I’m Julian, based in Munich and also part of Hackteria - working with Marc since a few years. One of my projects is around Phage Education and I would be very interested to hear what is going on in Switzerland. I would also very much appreciate information about the phageback-project in english or german.
Hi Julian and Marc,
Sure, here is some more information about our workshop on phages and phagotherapy. It started with a science communication and outreach program attached to the first European clinical research project on phagotherapy : Phagoburn. This clinical project aimed at evaluating phage therapy for the treatment of burn wounds infected with _Escherichia coli_and Pseudomonas aeruginosa (http://www.phagoburn.eu, launched on June 1st 2013 for 27 months. Now finished.).
We were included with Agora funds and developped an exhibition presented in the metro of Lausanne, at the university of Geneva, in Lausanne’s hospital, with the presence of science communicators to talk and debate about it with the public. The exhibition is in French and still available for specific events.
The practical lab “Phageback, le retour des virus guérisseurs” (Phageback the return of curing viruses) about bacteriophages and phagotherapy is now part of our current offer. Here is the description : Following a bad burn wound, a patient is infected with a bacteria which seems to resist to antibiotics. Participants explore different ways to help this patient among which a phage therapy. They isolate phages from an environmental source and test several of them on the problematic bacteria (plates on LB agar) to try to find one that could fight the bacteria. This practical workshop is also the occasion of a discussion on phagotherapy and antibiotherapy issues.
I’d be happy to share more details and protocols if needed.
thanks for the description. Your „Phageback - practical lab“ sounds really interesting. Do you have documentation and/or protocols in english (or german)?
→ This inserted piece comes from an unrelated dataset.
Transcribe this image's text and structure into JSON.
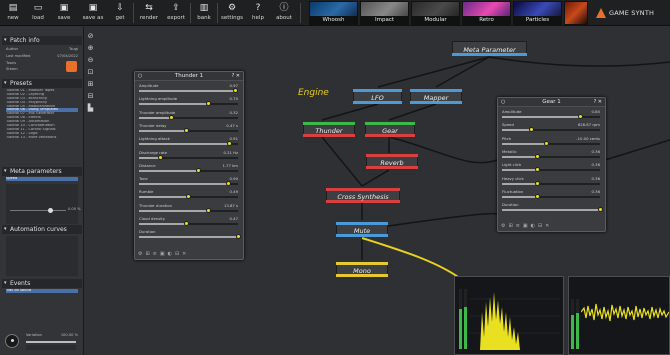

Last summer, I visited the Eliava Institute for the “centennial celebration of bacteriophage research” and also took part in a summer school concerning the isolation of phages from the environment. Since I have a lot of experience in molecular biology, I’m quite comfortable with the experimental procedures and am testing some protocols in a non-laboratory setting at the moment. Of course, sterile work is an issue, especially when conducting a workshop with people who are new to the field.
It would be a huge help to exchange experiences with someone who actually performed public workshops in this context.
Concerning phagoburn: I talked a lot about it with Jean-Paul Pirnay (Queen Astrid Military Hospital, Belgium) and also met quite a few of the other European phage-researchers as well as scientists from the US (especially FDA) and Canada. Everyone seems to be very concerned about regulation and clinical trials and not so much about the education. It would be great to establish a network of people who are interested in scientific outreach and public participation.
Since my trip to Georgia, I’m also very much interested in the history of bacteriophage research and the different approach by ‘eastern’ and ‘western’ scientists and doctors. I’m still in contact with researchers from the Eliava Institute and would like to intensify our cooperation to establish an educational framework for phage therapy. If you have any recommendations for funding opportunities and/or are interested to start something together, I would be very happy to hear from you.
Happy New Year!!!